Entrepreneurial Intentions among Engineering Students: Applying a Theory of Planned Behavior Perspective

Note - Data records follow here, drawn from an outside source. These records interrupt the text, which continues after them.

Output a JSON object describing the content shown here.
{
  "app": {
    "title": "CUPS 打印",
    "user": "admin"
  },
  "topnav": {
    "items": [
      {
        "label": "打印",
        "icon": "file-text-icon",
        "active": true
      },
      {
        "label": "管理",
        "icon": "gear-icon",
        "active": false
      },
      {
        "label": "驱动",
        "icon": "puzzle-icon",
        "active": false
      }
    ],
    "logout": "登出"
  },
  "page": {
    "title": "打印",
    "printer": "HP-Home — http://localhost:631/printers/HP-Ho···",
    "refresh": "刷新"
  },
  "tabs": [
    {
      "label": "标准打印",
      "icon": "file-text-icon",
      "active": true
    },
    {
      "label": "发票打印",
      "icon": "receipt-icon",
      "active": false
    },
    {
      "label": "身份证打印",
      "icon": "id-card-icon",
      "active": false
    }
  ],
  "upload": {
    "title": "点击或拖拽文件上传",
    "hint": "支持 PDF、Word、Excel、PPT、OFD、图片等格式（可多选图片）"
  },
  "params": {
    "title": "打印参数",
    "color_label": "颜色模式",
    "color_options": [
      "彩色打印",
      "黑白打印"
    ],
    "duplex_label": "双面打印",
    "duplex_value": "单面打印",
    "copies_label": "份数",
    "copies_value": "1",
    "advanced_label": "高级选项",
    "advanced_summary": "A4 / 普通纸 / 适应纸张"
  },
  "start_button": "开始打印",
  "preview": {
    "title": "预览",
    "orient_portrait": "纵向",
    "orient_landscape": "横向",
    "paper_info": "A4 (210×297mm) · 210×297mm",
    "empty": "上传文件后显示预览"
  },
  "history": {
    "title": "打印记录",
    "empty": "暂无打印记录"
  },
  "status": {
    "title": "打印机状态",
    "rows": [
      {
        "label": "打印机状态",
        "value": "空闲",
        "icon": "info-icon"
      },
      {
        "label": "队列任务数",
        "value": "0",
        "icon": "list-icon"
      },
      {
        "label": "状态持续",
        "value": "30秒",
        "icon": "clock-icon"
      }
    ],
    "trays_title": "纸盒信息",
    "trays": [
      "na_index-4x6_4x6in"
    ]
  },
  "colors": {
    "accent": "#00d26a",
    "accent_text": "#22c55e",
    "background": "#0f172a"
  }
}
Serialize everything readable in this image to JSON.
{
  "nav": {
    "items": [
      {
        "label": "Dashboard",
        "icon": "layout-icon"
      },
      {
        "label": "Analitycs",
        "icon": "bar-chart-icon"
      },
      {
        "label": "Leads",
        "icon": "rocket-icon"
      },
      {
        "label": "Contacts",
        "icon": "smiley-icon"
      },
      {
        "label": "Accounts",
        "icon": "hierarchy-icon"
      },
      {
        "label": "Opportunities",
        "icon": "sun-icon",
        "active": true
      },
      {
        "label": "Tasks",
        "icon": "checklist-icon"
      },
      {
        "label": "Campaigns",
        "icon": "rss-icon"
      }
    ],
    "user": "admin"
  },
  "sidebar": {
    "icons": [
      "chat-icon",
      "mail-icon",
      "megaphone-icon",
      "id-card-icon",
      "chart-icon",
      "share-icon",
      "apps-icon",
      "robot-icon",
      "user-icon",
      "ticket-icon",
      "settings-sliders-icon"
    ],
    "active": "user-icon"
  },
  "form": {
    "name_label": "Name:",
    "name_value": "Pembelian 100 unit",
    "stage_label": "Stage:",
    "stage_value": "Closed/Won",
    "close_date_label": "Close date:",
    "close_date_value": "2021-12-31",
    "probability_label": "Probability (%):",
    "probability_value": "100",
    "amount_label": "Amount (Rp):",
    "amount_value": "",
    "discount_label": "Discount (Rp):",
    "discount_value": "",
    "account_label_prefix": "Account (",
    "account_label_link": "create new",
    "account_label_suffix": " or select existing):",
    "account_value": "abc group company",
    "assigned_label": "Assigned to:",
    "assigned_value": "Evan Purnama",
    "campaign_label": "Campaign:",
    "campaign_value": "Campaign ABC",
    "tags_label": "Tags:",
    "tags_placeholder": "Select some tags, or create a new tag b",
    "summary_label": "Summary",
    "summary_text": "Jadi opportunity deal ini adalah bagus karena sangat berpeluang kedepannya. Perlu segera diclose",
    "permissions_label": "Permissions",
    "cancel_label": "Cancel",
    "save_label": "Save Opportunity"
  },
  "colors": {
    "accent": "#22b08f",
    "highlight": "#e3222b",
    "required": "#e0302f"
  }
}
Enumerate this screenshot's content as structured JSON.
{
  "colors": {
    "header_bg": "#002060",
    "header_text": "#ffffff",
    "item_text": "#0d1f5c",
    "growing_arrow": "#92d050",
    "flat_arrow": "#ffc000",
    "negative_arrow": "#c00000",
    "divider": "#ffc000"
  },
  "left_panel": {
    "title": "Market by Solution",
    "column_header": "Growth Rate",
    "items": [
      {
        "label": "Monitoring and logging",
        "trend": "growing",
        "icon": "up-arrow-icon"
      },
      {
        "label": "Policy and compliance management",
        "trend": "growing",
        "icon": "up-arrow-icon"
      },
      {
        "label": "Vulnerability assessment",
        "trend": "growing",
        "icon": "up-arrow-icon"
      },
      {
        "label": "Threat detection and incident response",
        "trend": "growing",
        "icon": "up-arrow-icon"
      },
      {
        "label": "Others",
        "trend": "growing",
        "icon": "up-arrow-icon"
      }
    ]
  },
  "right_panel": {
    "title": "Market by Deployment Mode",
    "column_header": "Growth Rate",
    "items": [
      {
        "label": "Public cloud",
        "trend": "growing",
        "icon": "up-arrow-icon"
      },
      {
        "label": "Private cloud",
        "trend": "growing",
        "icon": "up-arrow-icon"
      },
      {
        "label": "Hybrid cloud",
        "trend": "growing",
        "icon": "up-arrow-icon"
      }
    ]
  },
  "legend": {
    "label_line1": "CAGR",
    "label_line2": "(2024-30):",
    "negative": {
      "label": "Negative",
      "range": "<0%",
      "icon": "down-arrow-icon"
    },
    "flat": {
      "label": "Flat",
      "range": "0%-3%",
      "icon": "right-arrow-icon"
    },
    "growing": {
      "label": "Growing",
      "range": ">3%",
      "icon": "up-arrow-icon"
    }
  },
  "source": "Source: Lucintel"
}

This research employs the Theory of Planned Behavior in an attempt to identify the factors that exert an influence on the entrepreneurial intentions of undergraduate students. The authors hope to contribute to understanding the process of entrepreneurial intentions in engineering students in the context of a developing country, taking as an example engineering students in the city of Medellín. Descriptive field and cross-sectional research was conducted using a quantitative methodological design. Data was collected using a self-administered questionnaire. The sample was made up of 636 undergraduate engineering students. Following validation, statistical Somers’ D was used to evaluate the associations between the constructs found in the Theory of Planned Behavior. It proved possible to corroborate the influence of attitudes, perceived behavioral control, current behavioral control and entrepreneurial behavior on the intention of engineering students to create a business in the future. The authors propose that current behavioral control is the most influential factor on entrepreneurial intention in engineering students. Consequently, university entrepreneurial education initiatives and efforts to motivate entrepreneurship need to be accompanied by programs that help students identify business opportunities and financial mechanisms that will allow fledgling entrepreneurs to feel confident in their personal capacities (attitudes) and their ability to access financial support to help them create businesses.